Instructions to follow: Would you give all of the records again, exactly as they read?

Source data:
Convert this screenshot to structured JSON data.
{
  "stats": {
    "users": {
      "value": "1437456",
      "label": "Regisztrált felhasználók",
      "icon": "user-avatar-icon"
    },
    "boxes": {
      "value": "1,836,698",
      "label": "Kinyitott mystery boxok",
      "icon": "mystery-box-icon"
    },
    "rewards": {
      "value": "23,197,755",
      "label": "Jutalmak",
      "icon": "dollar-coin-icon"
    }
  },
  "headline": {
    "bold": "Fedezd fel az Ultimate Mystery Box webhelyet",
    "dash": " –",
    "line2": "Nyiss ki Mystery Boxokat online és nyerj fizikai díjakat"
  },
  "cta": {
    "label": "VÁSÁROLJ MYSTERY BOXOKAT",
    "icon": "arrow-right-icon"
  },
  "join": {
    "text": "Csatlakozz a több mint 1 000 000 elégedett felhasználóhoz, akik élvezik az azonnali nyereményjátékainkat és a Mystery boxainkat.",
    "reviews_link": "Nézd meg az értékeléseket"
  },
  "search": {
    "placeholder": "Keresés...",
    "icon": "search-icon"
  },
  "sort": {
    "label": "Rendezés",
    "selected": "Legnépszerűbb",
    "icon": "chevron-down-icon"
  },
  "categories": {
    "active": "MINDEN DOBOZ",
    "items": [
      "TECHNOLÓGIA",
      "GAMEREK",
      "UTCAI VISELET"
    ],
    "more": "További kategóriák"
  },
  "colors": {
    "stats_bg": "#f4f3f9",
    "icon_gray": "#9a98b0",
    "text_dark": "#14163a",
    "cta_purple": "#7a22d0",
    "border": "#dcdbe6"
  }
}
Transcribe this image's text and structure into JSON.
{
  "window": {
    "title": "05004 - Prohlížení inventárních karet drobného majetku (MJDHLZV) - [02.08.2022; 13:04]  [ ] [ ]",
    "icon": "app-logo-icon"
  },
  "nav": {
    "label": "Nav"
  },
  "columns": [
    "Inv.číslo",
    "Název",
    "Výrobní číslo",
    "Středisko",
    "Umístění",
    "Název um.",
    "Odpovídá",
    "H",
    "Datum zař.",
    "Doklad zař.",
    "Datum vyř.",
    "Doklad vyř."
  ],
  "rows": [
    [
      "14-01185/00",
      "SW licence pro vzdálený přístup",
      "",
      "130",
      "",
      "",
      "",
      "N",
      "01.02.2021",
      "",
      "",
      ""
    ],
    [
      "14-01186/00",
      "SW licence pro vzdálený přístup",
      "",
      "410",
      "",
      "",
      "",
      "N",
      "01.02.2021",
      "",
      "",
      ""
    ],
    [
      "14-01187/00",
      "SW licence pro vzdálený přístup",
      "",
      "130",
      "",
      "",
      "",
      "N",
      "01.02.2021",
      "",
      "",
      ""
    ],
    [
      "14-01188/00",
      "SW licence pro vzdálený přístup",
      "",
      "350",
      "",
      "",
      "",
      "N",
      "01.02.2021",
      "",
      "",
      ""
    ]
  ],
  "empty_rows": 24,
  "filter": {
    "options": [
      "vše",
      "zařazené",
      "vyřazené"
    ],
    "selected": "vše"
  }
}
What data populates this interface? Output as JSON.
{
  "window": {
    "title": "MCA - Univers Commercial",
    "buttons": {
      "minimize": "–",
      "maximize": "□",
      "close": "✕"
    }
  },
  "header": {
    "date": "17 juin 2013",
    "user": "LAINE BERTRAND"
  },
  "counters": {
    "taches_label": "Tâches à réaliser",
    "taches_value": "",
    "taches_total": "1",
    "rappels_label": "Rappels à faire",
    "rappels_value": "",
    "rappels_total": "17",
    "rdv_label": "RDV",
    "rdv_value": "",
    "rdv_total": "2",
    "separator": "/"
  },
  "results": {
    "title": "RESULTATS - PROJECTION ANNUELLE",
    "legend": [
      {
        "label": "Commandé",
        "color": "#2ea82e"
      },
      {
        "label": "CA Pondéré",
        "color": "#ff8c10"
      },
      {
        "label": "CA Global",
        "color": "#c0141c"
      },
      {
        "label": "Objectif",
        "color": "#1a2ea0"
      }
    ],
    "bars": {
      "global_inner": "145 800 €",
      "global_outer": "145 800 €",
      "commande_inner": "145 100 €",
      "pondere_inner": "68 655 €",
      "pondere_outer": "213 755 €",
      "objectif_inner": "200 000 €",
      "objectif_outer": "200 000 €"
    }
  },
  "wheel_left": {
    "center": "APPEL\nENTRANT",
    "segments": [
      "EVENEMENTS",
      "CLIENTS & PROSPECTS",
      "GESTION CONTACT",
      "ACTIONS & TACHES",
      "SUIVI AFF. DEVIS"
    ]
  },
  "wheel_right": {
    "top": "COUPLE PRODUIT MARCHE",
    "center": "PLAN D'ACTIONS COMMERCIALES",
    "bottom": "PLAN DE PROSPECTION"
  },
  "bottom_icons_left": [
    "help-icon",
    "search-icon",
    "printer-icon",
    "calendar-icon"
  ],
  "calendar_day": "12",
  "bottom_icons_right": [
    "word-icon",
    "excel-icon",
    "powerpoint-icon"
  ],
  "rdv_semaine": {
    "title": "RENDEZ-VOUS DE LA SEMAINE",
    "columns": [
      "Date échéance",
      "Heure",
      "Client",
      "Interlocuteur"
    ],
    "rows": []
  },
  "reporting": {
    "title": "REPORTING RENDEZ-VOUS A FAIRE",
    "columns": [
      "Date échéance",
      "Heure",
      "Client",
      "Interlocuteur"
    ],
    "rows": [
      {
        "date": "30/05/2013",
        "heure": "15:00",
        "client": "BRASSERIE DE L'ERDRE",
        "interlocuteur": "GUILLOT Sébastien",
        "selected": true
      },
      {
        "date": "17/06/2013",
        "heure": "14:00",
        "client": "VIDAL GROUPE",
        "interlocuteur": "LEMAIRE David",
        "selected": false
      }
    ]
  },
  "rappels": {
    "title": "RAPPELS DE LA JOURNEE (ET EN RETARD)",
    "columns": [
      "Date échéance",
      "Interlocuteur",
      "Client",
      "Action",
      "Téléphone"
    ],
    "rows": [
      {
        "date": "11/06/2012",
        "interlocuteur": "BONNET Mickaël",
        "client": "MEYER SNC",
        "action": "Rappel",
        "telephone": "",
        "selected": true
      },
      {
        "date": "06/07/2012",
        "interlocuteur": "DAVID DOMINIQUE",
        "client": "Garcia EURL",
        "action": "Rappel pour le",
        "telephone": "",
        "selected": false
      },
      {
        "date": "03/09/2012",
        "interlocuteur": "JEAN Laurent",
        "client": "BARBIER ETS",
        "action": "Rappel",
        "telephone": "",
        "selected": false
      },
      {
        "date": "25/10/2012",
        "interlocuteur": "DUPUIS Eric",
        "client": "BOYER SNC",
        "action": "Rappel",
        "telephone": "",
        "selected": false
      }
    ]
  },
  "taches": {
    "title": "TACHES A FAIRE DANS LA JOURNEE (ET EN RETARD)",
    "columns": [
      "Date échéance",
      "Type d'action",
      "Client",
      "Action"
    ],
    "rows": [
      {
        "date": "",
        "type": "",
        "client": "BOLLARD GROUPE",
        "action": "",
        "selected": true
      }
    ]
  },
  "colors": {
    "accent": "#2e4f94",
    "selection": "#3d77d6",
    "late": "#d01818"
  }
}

Expected output:
Convert this screenshot to structured JSON data.
{
  "stats": {
    "users": {
      "value": "1437456",
      "label": "Regisztrált felhasználók",
      "icon": "user-avatar-icon"
    },
    "boxes": {
      "value": "1,836,698",
      "label": "Kinyitott mystery boxok",
      "icon": "mystery-box-icon"
    },
    "rewards": {
      "value": "23,197,755",
      "label": "Jutalmak",
      "icon": "dollar-coin-icon"
    }
  },
  "headline": {
    "bold": "Fedezd fel az Ultimate Mystery Box webhelyet",
    "dash": " –",
    "line2": "Nyiss ki Mystery Boxokat online és nyerj fizikai díjakat"
  },
  "cta": {
    "label": "VÁSÁROLJ MYSTERY BOXOKAT",
    "icon": "arrow-right-icon"
  },
  "join": {
    "text": "Csatlakozz a több mint 1 000 000 elégedett felhasználóhoz, akik élvezik az azonnali nyereményjátékainkat és a Mystery boxainkat.",
    "reviews_link": "Nézd meg az értékeléseket"
  },
  "search": {
    "placeholder": "Keresés...",
    "icon": "search-icon"
  },
  "sort": {
    "label": "Rendezés",
    "selected": "Legnépszerűbb",
    "icon": "chevron-down-icon"
  },
  "categories": {
    "active": "MINDEN DOBOZ",
    "items": [
      "TECHNOLÓGIA",
      "GAMEREK",
      "UTCAI VISELET"
    ],
    "more": "További kategóriák"
  },
  "colors": {
    "stats_bg": "#f4f3f9",
    "icon_gray": "#9a98b0",
    "text_dark": "#14163a",
    "cta_purple": "#7a22d0",
    "border": "#dcdbe6"
  }
}
Transcribe this image's text and structure into JSON.
{
  "window": {
    "title": "05004 - Prohlížení inventárních karet drobného majetku (MJDHLZV) - [02.08.2022; 13:04]  [ ] [ ]",
    "icon": "app-logo-icon"
  },
  "nav": {
    "label": "Nav"
  },
  "columns": [
    "Inv.číslo",
    "Název",
    "Výrobní číslo",
    "Středisko",
    "Umístění",
    "Název um.",
    "Odpovídá",
    "H",
    "Datum zař.",
    "Doklad zař.",
    "Datum vyř.",
    "Doklad vyř."
  ],
  "rows": [
    [
      "14-01185/00",
      "SW licence pro vzdálený přístup",
      "",
      "130",
      "",
      "",
      "",
      "N",
      "01.02.2021",
      "",
      "",
      ""
    ],
    [
      "14-01186/00",
      "SW licence pro vzdálený přístup",
      "",
      "410",
      "",
      "",
      "",
      "N",
      "01.02.2021",
      "",
      "",
      ""
    ],
    [
      "14-01187/00",
      "SW licence pro vzdálený přístup",
      "",
      "130",
      "",
      "",
      "",
      "N",
      "01.02.2021",
      "",
      "",
      ""
    ],
    [
      "14-01188/00",
      "SW licence pro vzdálený přístup",
      "",
      "350",
      "",
      "",
      "",
      "N",
      "01.02.2021",
      "",
      "",
      ""
    ]
  ],
  "empty_rows": 24,
  "filter": {
    "options": [
      "vše",
      "zařazené",
      "vyřazené"
    ],
    "selected": "vše"
  }
}
What data populates this interface? Output as JSON.
{
  "window": {
    "title": "MCA - Univers Commercial",
    "buttons": {
      "minimize": "–",
      "maximize": "□",
      "close": "✕"
    }
  },
  "header": {
    "date": "17 juin 2013",
    "user": "LAINE BERTRAND"
  },
  "counters": {
    "taches_label": "Tâches à réaliser",
    "taches_value": "",
    "taches_total": "1",
    "rappels_label": "Rappels à faire",
    "rappels_value": "",
    "rappels_total": "17",
    "rdv_label": "RDV",
    "rdv_value": "",
    "rdv_total": "2",
    "separator": "/"
  },
  "results": {
    "title": "RESULTATS - PROJECTION ANNUELLE",
    "legend": [
      {
        "label": "Commandé",
        "color": "#2ea82e"
      },
      {
        "label": "CA Pondéré",
        "color": "#ff8c10"
      },
      {
        "label": "CA Global",
        "color": "#c0141c"
      },
      {
        "label": "Objectif",
        "color": "#1a2ea0"
      }
    ],
    "bars": {
      "global_inner": "145 800 €",
      "global_outer": "145 800 €",
      "commande_inner": "145 100 €",
      "pondere_inner": "68 655 €",
      "pondere_outer": "213 755 €",
      "objectif_inner": "200 000 €",
      "objectif_outer": "200 000 €"
    }
  },
  "wheel_left": {
    "center": "APPEL\nENTRANT",
    "segments": [
      "EVENEMENTS",
      "CLIENTS & PROSPECTS",
      "GESTION CONTACT",
      "ACTIONS & TACHES",
      "SUIVI AFF. DEVIS"
    ]
  },
  "wheel_right": {
    "top": "COUPLE PRODUIT MARCHE",
    "center": "PLAN D'ACTIONS COMMERCIALES",
    "bottom": "PLAN DE PROSPECTION"
  },
  "bottom_icons_left": [
    "help-icon",
    "search-icon",
    "printer-icon",
    "calendar-icon"
  ],
  "calendar_day": "12",
  "bottom_icons_right": [
    "word-icon",
    "excel-icon",
    "powerpoint-icon"
  ],
  "rdv_semaine": {
    "title": "RENDEZ-VOUS DE LA SEMAINE",
    "columns": [
      "Date échéance",
      "Heure",
      "Client",
      "Interlocuteur"
    ],
    "rows": []
  },
  "reporting": {
    "title": "REPORTING RENDEZ-VOUS A FAIRE",
    "columns": [
      "Date échéance",
      "Heure",
      "Client",
      "Interlocuteur"
    ],
    "rows": [
      {
        "date": "30/05/2013",
        "heure": "15:00",
        "client": "BRASSERIE DE L'ERDRE",
        "interlocuteur": "GUILLOT Sébastien",
        "selected": true
      },
      {
        "date": "17/06/2013",
        "heure": "14:00",
        "client": "VIDAL GROUPE",
        "interlocuteur": "LEMAIRE David",
        "selected": false
      }
    ]
  },
  "rappels": {
    "title": "RAPPELS DE LA JOURNEE (ET EN RETARD)",
    "columns": [
      "Date échéance",
      "Interlocuteur",
      "Client",
      "Action",
      "Téléphone"
    ],
    "rows": [
      {
        "date": "11/06/2012",
        "interlocuteur": "BONNET Mickaël",
        "client": "MEYER SNC",
        "action": "Rappel",
        "telephone": "",
        "selected": true
      },
      {
        "date": "06/07/2012",
        "interlocuteur": "DAVID DOMINIQUE",
        "client": "Garcia EURL",
        "action": "Rappel pour le",
        "telephone": "",
        "selected": false
      },
      {
        "date": "03/09/2012",
        "interlocuteur": "JEAN Laurent",
        "client": "BARBIER ETS",
        "action": "Rappel",
        "telephone": "",
        "selected": false
      },
      {
        "date": "25/10/2012",
        "interlocuteur": "DUPUIS Eric",
        "client": "BOYER SNC",
        "action": "Rappel",
        "telephone": "",
        "selected": false
      }
    ]
  },
  "taches": {
    "title": "TACHES A FAIRE DANS LA JOURNEE (ET EN RETARD)",
    "columns": [
      "Date échéance",
      "Type d'action",
      "Client",
      "Action"
    ],
    "rows": [
      {
        "date": "",
        "type": "",
        "client": "BOLLARD GROUPE",
        "action": "",
        "selected": true
      }
    ]
  },
  "colors": {
    "accent": "#2e4f94",
    "selection": "#3d77d6",
    "late": "#d01818"
  }
}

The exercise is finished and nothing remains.